-- DATA FOR PROCESSING --

▽

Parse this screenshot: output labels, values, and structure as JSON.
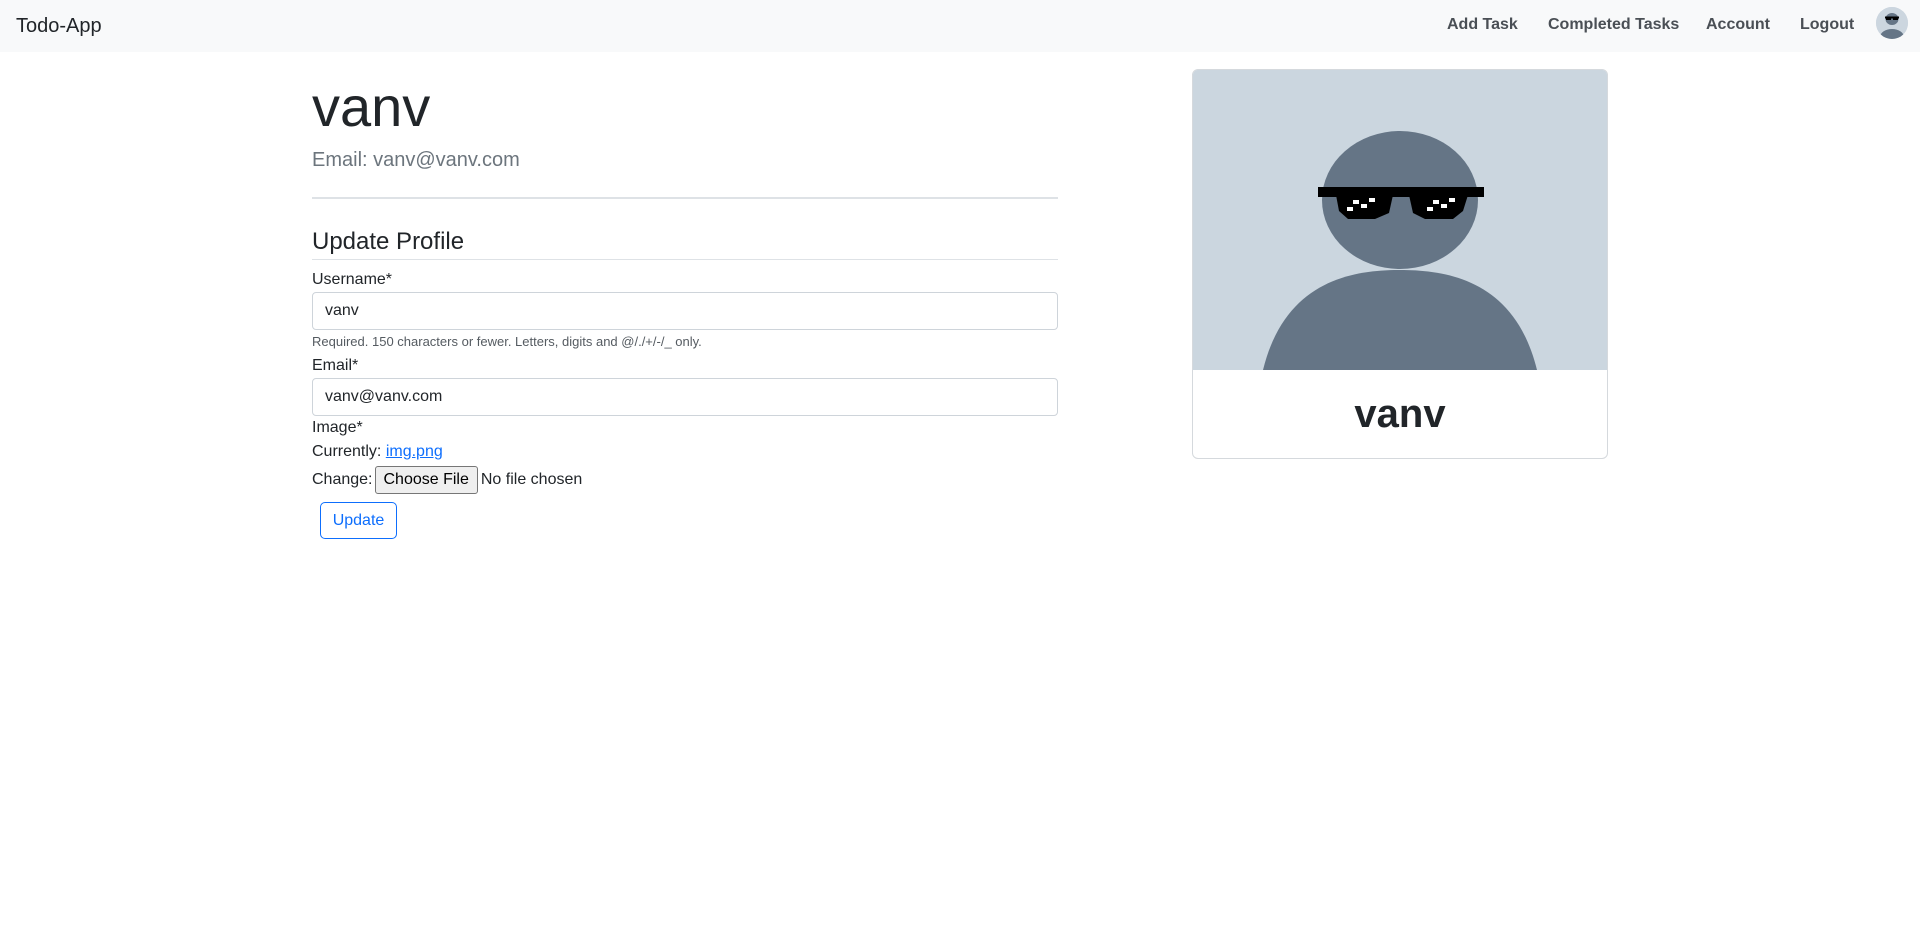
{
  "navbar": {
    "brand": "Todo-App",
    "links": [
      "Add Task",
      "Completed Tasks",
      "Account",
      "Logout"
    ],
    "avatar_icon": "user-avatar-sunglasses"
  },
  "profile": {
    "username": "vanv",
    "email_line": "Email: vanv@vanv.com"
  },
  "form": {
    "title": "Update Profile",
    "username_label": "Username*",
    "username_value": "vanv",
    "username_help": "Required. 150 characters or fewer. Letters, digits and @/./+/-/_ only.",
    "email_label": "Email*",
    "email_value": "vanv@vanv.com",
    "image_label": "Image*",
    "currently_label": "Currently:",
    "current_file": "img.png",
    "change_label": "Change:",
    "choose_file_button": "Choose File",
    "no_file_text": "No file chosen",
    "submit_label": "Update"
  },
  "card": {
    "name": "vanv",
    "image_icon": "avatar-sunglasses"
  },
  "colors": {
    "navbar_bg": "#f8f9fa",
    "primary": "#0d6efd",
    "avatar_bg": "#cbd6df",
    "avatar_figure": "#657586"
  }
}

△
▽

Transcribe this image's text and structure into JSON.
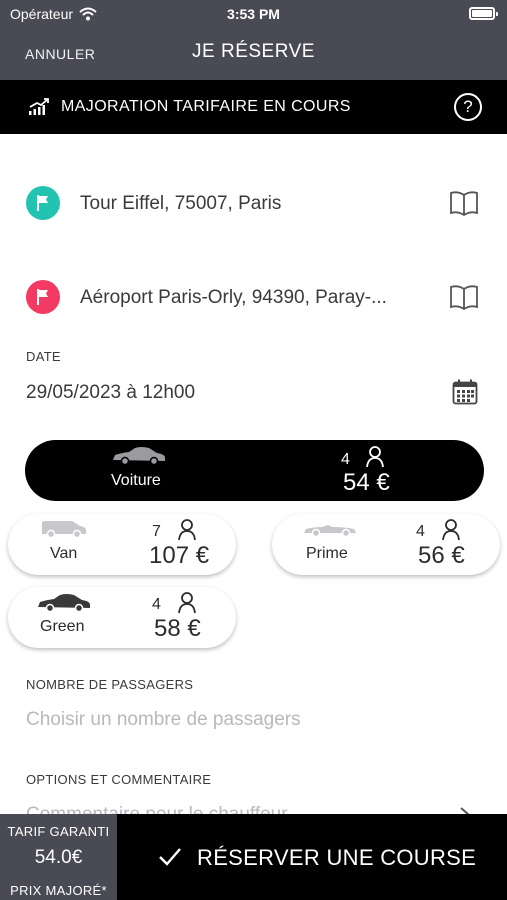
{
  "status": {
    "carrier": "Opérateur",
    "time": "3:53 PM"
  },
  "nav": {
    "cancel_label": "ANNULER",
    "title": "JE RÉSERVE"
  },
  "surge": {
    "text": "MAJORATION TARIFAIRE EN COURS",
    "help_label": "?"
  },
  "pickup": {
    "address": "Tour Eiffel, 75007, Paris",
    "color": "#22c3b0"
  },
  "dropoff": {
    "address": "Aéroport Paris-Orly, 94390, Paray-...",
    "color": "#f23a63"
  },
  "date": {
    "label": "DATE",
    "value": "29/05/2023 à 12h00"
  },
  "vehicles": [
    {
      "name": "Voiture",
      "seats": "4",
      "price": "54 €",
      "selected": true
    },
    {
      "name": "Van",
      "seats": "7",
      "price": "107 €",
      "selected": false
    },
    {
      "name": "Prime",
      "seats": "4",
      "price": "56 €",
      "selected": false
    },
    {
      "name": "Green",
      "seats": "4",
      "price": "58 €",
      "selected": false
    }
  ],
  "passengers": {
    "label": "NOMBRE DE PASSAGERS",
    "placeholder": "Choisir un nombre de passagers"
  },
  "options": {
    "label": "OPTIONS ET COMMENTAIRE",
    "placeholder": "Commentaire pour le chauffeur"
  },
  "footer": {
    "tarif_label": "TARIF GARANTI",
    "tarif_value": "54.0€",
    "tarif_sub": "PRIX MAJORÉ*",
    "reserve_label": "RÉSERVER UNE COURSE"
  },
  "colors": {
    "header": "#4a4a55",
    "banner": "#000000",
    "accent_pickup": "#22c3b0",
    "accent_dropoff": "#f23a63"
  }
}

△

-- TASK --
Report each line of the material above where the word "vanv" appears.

-- SOLUTION --
    "username": "vanv",
    "email_line": "Email: vanv@vanv.com"
    "username_value": "vanv",
    "email_value": "vanv@vanv.com",
    "name": "vanv",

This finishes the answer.